Maybe you’re unfamiliar with this story, so here is a description of the series, via Goodreads (and amazon if you’re checking):

“Once upon a time, Jessica Jones was a costumed super-hero, just not a very good one. Her powers were unremarkable compared to the amazing abilities of the costumed icons that populate the Marvel Universe. In a city of Marvels, Jessica Jones never found her niche.

Now a chain-smoking, self-destructive alcoholic with a mean inferiority complex, Jones is the owner and sole employee of Alias Investigations – a small, private-investigative firm specializing in super-human cases. In her inaugural arc, Jessica’s life immediately becomes expendable when she uncovers the potentially explosive secret of one hero’s true identity. But her wit, charm and intelligence just may help her survive through another day.”

Like I said, I’ve had this book on my shelf since (maybe) 2006. It’s a large book. (It’s also a very heavy one.) I never intended to ignore it–but book are a ‘go to’ gift when it comes to me. So I have many, and some get overlooked. But then…Jessica Jones landed on Netflix.

Now, admittedly, I am one of the few who didn’t much care for the series. Being a huge fan of Marvel’s Daredevil series, also on Netflix, on top of a giant David Tennant fan–I counted down the days for that show.

But I never finished.

So, I’m reading the book, or, better put: I’m reading the omnibus graphic novel the TV series was (loosely) based on.

My review is this title is as follows: if you liked the Netflix series or didn’t, you should still pick up ALIAS. Jessica Jones is funny, intelligent, sardonic, and caring. The character is SO much better in the novel. She whines a lot less, plus she kicks ass–AND–has super friends. It’s a great story to look at another side of the whole ‘super hero’ world we’ve become inundated with in recent years. It also doesn’t hurt that Bendis is a hell of a writer and Gaydos is a hell of an artist.

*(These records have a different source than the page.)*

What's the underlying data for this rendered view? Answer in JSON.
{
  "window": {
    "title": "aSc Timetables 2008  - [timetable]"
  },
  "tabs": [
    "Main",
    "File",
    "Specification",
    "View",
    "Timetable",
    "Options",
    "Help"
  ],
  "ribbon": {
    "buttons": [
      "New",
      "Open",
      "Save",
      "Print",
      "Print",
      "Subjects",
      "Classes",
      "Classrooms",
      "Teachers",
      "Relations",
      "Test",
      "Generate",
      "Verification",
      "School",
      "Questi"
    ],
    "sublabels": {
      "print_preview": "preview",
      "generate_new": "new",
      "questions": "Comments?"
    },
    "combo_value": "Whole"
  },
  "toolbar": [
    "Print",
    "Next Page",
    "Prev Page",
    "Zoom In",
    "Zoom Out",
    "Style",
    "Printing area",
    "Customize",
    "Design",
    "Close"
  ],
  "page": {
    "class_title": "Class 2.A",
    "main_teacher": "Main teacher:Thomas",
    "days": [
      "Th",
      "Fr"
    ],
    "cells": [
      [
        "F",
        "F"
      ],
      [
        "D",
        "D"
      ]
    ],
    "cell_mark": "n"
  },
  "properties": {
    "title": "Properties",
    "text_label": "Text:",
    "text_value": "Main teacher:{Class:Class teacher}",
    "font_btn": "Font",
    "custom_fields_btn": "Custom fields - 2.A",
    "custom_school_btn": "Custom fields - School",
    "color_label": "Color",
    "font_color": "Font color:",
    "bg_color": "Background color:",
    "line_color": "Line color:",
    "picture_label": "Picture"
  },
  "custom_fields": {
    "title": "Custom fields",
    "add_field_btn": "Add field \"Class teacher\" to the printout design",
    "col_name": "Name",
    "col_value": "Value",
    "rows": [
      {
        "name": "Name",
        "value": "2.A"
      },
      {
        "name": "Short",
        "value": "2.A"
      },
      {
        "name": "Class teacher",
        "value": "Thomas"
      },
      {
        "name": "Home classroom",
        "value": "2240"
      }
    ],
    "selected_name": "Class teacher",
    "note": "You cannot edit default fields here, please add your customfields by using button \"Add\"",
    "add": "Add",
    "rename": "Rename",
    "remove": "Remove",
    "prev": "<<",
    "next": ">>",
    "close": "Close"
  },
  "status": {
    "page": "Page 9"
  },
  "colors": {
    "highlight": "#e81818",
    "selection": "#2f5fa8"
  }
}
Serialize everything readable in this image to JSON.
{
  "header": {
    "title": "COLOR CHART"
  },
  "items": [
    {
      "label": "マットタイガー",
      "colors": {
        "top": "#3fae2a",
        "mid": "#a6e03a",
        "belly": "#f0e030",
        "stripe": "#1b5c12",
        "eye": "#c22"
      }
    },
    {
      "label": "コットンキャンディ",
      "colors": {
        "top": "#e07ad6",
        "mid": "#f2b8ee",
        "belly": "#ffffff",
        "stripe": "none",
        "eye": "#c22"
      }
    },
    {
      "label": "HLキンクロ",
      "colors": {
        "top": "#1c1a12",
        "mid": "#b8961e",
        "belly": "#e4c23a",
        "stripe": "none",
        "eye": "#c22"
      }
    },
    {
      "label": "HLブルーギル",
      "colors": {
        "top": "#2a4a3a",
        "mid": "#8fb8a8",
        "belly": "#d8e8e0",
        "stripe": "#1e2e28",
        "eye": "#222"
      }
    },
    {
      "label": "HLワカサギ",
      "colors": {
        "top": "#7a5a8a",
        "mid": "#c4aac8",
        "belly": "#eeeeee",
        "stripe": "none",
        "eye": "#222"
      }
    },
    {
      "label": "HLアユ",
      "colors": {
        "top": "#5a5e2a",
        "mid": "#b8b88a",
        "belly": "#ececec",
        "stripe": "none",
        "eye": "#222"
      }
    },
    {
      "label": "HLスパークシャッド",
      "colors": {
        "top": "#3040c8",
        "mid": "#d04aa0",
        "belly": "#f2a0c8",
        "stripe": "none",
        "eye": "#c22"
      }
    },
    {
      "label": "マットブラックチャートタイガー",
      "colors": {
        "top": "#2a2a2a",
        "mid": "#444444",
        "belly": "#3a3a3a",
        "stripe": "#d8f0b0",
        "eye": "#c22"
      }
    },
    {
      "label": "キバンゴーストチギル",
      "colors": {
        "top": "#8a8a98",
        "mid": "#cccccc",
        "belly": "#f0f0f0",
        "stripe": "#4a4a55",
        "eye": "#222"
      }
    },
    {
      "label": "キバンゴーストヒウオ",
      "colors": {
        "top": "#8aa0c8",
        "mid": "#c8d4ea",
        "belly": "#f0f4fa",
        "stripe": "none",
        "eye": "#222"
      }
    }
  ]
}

And once you finish this series, you can run over to your local comic shop and pick up the new Jessica Jones series (also by Bendis and Gaydos) that was released last month.

Happy Reading! xxoo-Aryn